The High Commissioner said that 111 agreements have been signed between India and Bangladesh in the last ten years in different sectors. India has given $8 billion in three Lines of Credit to Bangladesh.

According to the envoy, total trade between the two countries in 2016-17 was $7.5 billion while $3.3 billion worth Indian investment proposals are registered with the Bangladesh government.

He said that India is currently supplying 660 MW of power to Bangladesh from West Bengal and Tripura.

India has spent Rs 19.14 crore to create the infrastructure for the third International Internet Gateway in Agartala to get the 10-gigabit bandwidth from Bangladesh Submarine Cable Company Limited.

For this, an optical fiber cable link has been established between Akhaura (along Agartala) and Cox’s Bazar in Bangladesh.

Regarding the 2019 Bangladesh parliamentary elections next year, the Indian envoy said it was the country’s internal matter.

The Rohingya influx from Myanmar to Bangladesh is a serious common security challenge for the entire region, Indian High Commissioner to Bangladesh, Harsh Vardhan Shringla said here.
Representational Image, Pixabay

“Bangladesh has a vibrant democracy like ours. The country is holding periodic elections. We look forward to a very free and fair process of election in Bangladesh.”
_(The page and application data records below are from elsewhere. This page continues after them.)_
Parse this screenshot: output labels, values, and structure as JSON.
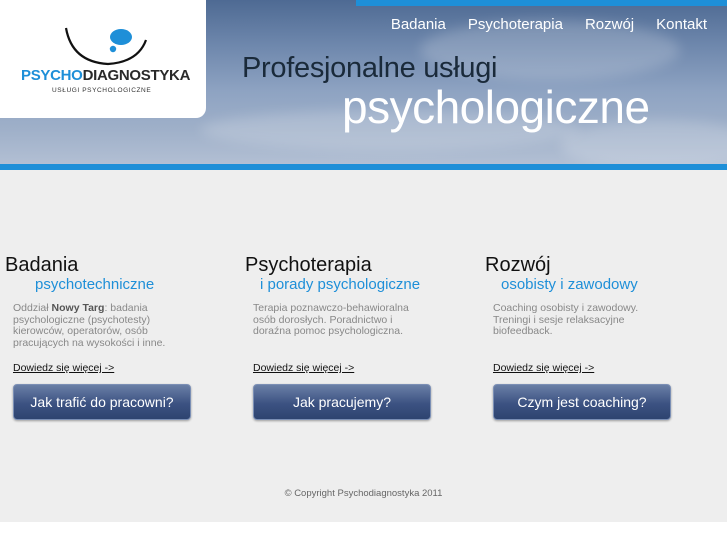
{
  "logo": {
    "part_blue": "PSYCHO",
    "part_dark": "DIAGNOSTYKA",
    "subtitle": "USŁUGI  PSYCHOLOGICZNE"
  },
  "nav": {
    "items": [
      "Badania",
      "Psychoterapia",
      "Rozwój",
      "Kontakt"
    ]
  },
  "hero": {
    "line1": "Profesjonalne usługi",
    "line2": "psychologiczne"
  },
  "columns": [
    {
      "title": "Badania",
      "subtitle": "psychotechniczne",
      "desc_pre": "Oddział ",
      "desc_bold": "Nowy Targ",
      "desc_post": ": badania psychologiczne (psychotesty) kierowców, operatorów, osób pracujących na wysokości i inne.",
      "more": "Dowiedz się więcej ->",
      "button": "Jak trafić do pracowni?"
    },
    {
      "title": "Psychoterapia",
      "subtitle": "i porady psychologiczne",
      "desc_pre": "Terapia poznawczo-behawioralna osób dorosłych. Poradnictwo i doraźna pomoc psychologiczna.",
      "desc_bold": "",
      "desc_post": "",
      "more": "Dowiedz się więcej ->",
      "button": "Jak pracujemy?"
    },
    {
      "title": "Rozwój",
      "subtitle": "osobisty i zawodowy",
      "desc_pre": "Coaching osobisty i zawodowy. Treningi i sesje relaksacyjne biofeedback.",
      "desc_bold": "",
      "desc_post": "",
      "more": "Dowiedz się więcej ->",
      "button": "Czym jest coaching?"
    }
  ],
  "footer": {
    "copyright": "© Copyright Psychodiagnostyka 2011"
  },
  "colors": {
    "accent": "#1e8fd8",
    "button": "#3c5282",
    "content_bg": "#eeeeee"
  }
}
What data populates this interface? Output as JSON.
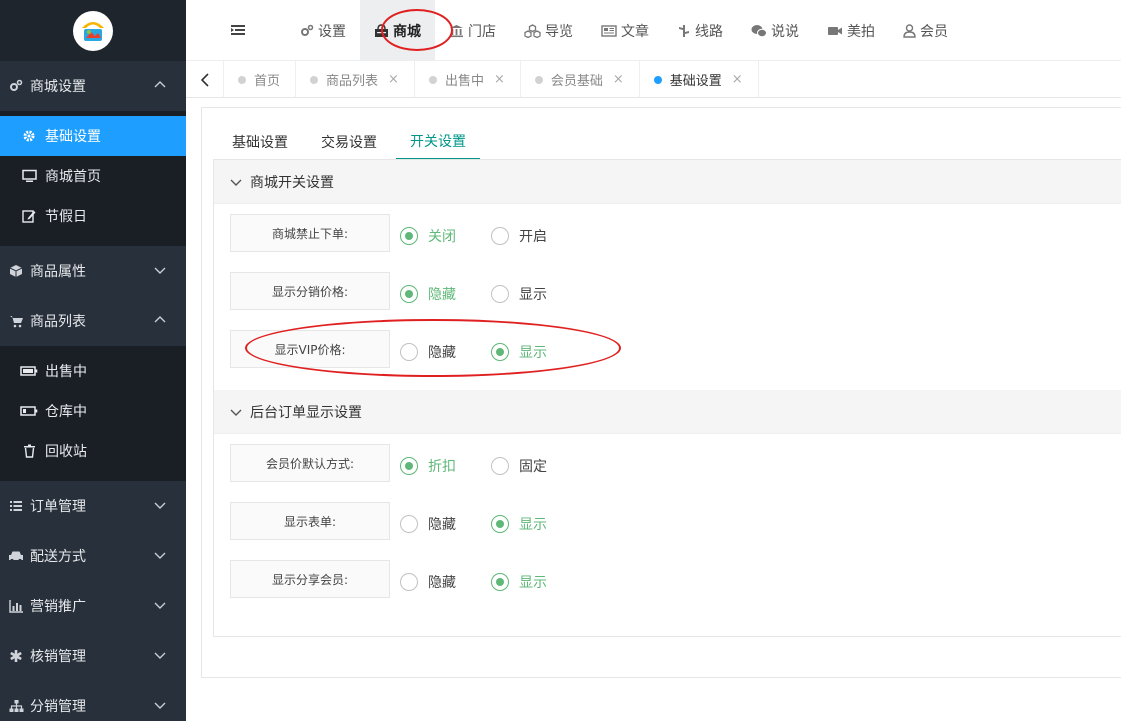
{
  "sidebar": {
    "groups": [
      {
        "label": "商城设置",
        "icon": "gears-icon",
        "expanded": true,
        "items": [
          {
            "label": "基础设置",
            "icon": "gear-icon",
            "active": true
          },
          {
            "label": "商城首页",
            "icon": "monitor-icon"
          },
          {
            "label": "节假日",
            "icon": "edit-icon"
          }
        ]
      },
      {
        "label": "商品属性",
        "icon": "cube-icon"
      },
      {
        "label": "商品列表",
        "icon": "cart-icon",
        "expanded": true,
        "items": [
          {
            "label": "出售中",
            "icon": "battery-full-icon"
          },
          {
            "label": "仓库中",
            "icon": "battery-low-icon"
          },
          {
            "label": "回收站",
            "icon": "trash-icon"
          }
        ]
      },
      {
        "label": "订单管理",
        "icon": "list-icon"
      },
      {
        "label": "配送方式",
        "icon": "car-icon"
      },
      {
        "label": "营销推广",
        "icon": "bar-chart-icon"
      },
      {
        "label": "核销管理",
        "icon": "asterisk-icon"
      },
      {
        "label": "分销管理",
        "icon": "sitemap-icon"
      }
    ]
  },
  "topnav": {
    "items": [
      {
        "label": "设置",
        "icon": "gears-icon"
      },
      {
        "label": "商城",
        "icon": "shop-icon",
        "active": true
      },
      {
        "label": "门店",
        "icon": "bank-icon"
      },
      {
        "label": "导览",
        "icon": "cubes-icon"
      },
      {
        "label": "文章",
        "icon": "newspaper-icon"
      },
      {
        "label": "线路",
        "icon": "road-icon"
      },
      {
        "label": "说说",
        "icon": "wechat-icon"
      },
      {
        "label": "美拍",
        "icon": "video-icon"
      },
      {
        "label": "会员",
        "icon": "user-icon"
      }
    ]
  },
  "tabs": [
    {
      "label": "首页",
      "closable": false
    },
    {
      "label": "商品列表",
      "closable": true
    },
    {
      "label": "出售中",
      "closable": true
    },
    {
      "label": "会员基础",
      "closable": true
    },
    {
      "label": "基础设置",
      "closable": true,
      "active": true
    }
  ],
  "tab_close_glyph": "×",
  "subtabs": [
    {
      "label": "基础设置"
    },
    {
      "label": "交易设置"
    },
    {
      "label": "开关设置",
      "active": true
    }
  ],
  "sections": [
    {
      "title": "商城开关设置",
      "rows": [
        {
          "label": "商城禁止下单:",
          "options": [
            "关闭",
            "开启"
          ],
          "selected": 0
        },
        {
          "label": "显示分销价格:",
          "options": [
            "隐藏",
            "显示"
          ],
          "selected": 0
        },
        {
          "label": "显示VIP价格:",
          "options": [
            "隐藏",
            "显示"
          ],
          "selected": 1
        }
      ]
    },
    {
      "title": "后台订单显示设置",
      "rows": [
        {
          "label": "会员价默认方式:",
          "options": [
            "折扣",
            "固定"
          ],
          "selected": 0
        },
        {
          "label": "显示表单:",
          "options": [
            "隐藏",
            "显示"
          ],
          "selected": 1
        },
        {
          "label": "显示分享会员:",
          "options": [
            "隐藏",
            "显示"
          ],
          "selected": 1
        }
      ]
    }
  ],
  "colors": {
    "accent": "#1e9fff",
    "radio_on": "#5FB878",
    "tab_active": "#009688",
    "annotation": "#e02020"
  }
}
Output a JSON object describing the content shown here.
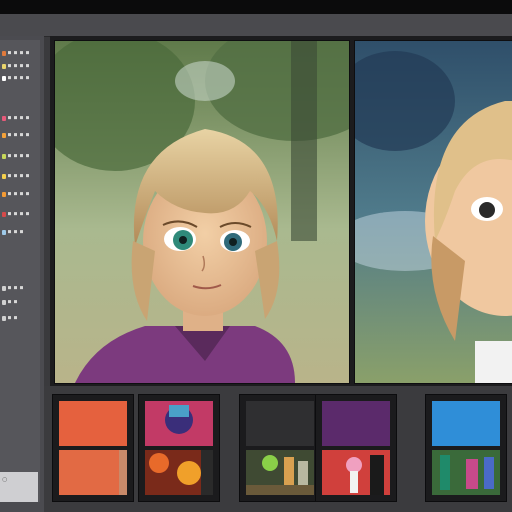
{
  "window": {
    "accent": "#e3653f"
  },
  "sidebar": {
    "items": [
      {
        "label": "■ ■ ■ ■",
        "color": "#e07a3c"
      },
      {
        "label": "■ ■ ■ ■",
        "color": "#e9d46c"
      },
      {
        "label": "■ ■ ■ ■",
        "color": "#ffffff"
      },
      {
        "label": "■ ■ ■ ■",
        "color": "#e65a7a"
      },
      {
        "label": "■ ■ ■ ■",
        "color": "#f4a23a"
      },
      {
        "label": "■ ■ ■ ■",
        "color": "#c7d75a"
      },
      {
        "label": "■ ■ ■ ■",
        "color": "#f4d04d"
      },
      {
        "label": "■ ■ ■ ■",
        "color": "#f49b34"
      },
      {
        "label": "■ ■ ■ ■",
        "color": "#d64a4a"
      },
      {
        "label": "■ ■ ■",
        "color": "#9ec9e8"
      },
      {
        "label": "■ ■ ■",
        "color": "#d0d0d0"
      },
      {
        "label": "■ ■",
        "color": "#d0d0d0"
      },
      {
        "label": "■ ■",
        "color": "#d0d0d0"
      }
    ],
    "footer_label": "○"
  },
  "viewer": {
    "images": [
      {
        "icon": "portrait-image-icon"
      },
      {
        "icon": "portrait-image-icon"
      }
    ]
  },
  "thumbnails": [
    {
      "icon": "swatch-orange-icon",
      "colors": [
        "#e5613e",
        "#e26a44"
      ]
    },
    {
      "icon": "abstract-art-icon",
      "colors": [
        "#c23a66",
        "#3a2e7a"
      ]
    },
    {
      "icon": "street-scene-icon",
      "colors": [
        "#2f2f31",
        "#3f4a33"
      ]
    },
    {
      "icon": "purple-scene-icon",
      "colors": [
        "#5b2a6b",
        "#d0403c"
      ]
    },
    {
      "icon": "blue-scene-icon",
      "colors": [
        "#2f8ed8",
        "#3a6a3a"
      ]
    }
  ]
}
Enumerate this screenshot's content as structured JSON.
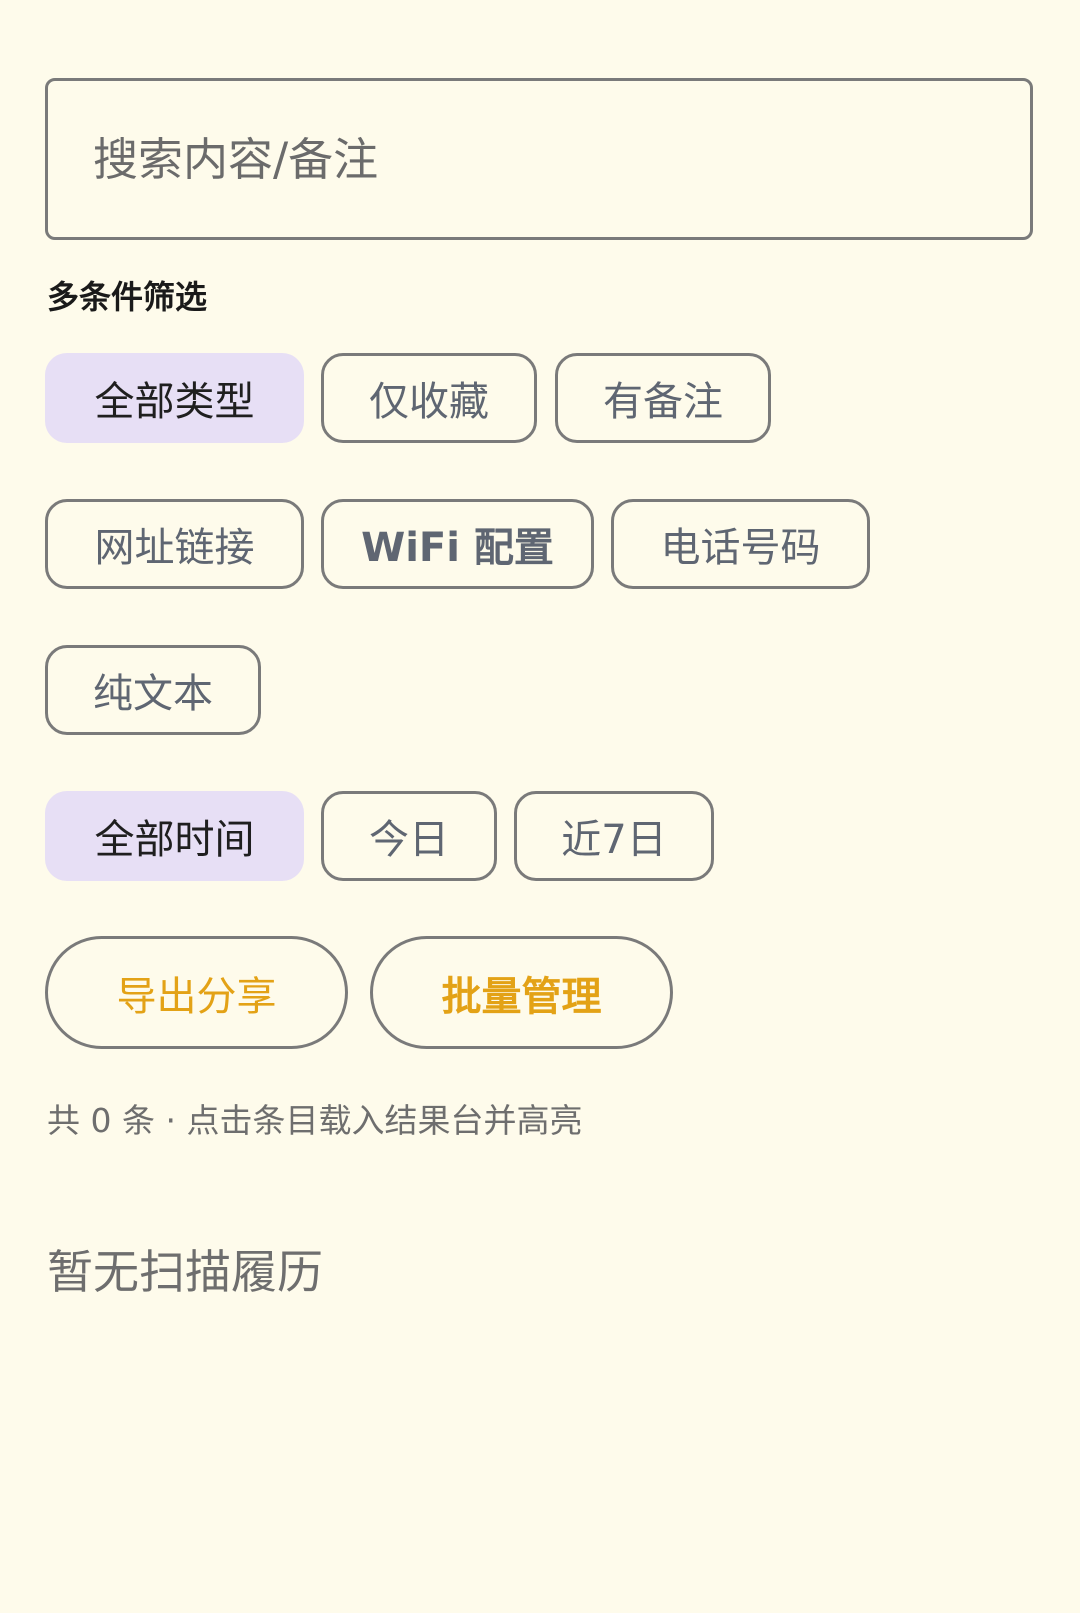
{
  "search": {
    "placeholder": "搜索内容/备注",
    "value": ""
  },
  "filter": {
    "title": "多条件筛选",
    "row1": [
      "全部类型",
      "仅收藏",
      "有备注"
    ],
    "row2": [
      "网址链接",
      "WiFi 配置",
      "电话号码"
    ],
    "row3": [
      "纯文本"
    ],
    "time": [
      "全部时间",
      "今日",
      "近7日"
    ]
  },
  "actions": {
    "export": "导出分享",
    "batch": "批量管理"
  },
  "status": {
    "count_text": "共 0 条 · 点击条目载入结果台并高亮",
    "empty_text": "暂无扫描履历"
  },
  "colors": {
    "background": "#fefbeb",
    "selected_chip": "#e7dff5",
    "accent": "#e3a216",
    "border": "#7a7a7a"
  }
}
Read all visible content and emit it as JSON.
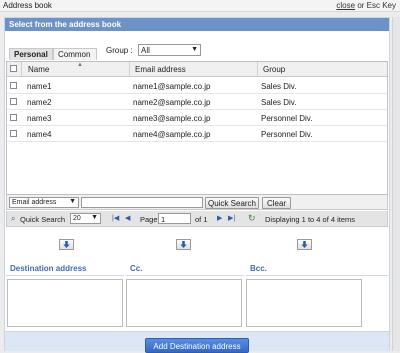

He said that India-Bangladesh relations were based on common history, language, culture besides a common border of over 4000 km.

“Today we are enjoying the best ever relations. During the past 10 years, relations have improved enormously. Cooperation, friendship and partnership are beneficial for both the countries.

“The countries have invested significantly to develop infrastructure along the borders to promote trade among the two neighbors. The border infrastructure is being further developed to enhance trade and economic activities between the two nations.

“Currently 36 land customs stations (LCS) are operational along the India-Bangladesh border. Further upgradations were being done along the Assam, Meghalaya, Tripura besides West Bengal borders,” he added.

Shringla said that to further improve the ongoing bus services between Dhaka, Kolkata, Agartala, Shillong and Guwahati, more steps would be taken to make the bus services more effective as it is inexpensive for people of both the countries.

Five Indian states – West Bengal (2,216 km), Tripura (856 km), Meghalaya (443 km), Mizoram (318 km) and Assam (263 km) share the 4,096-km border with Bangladesh. (IANS)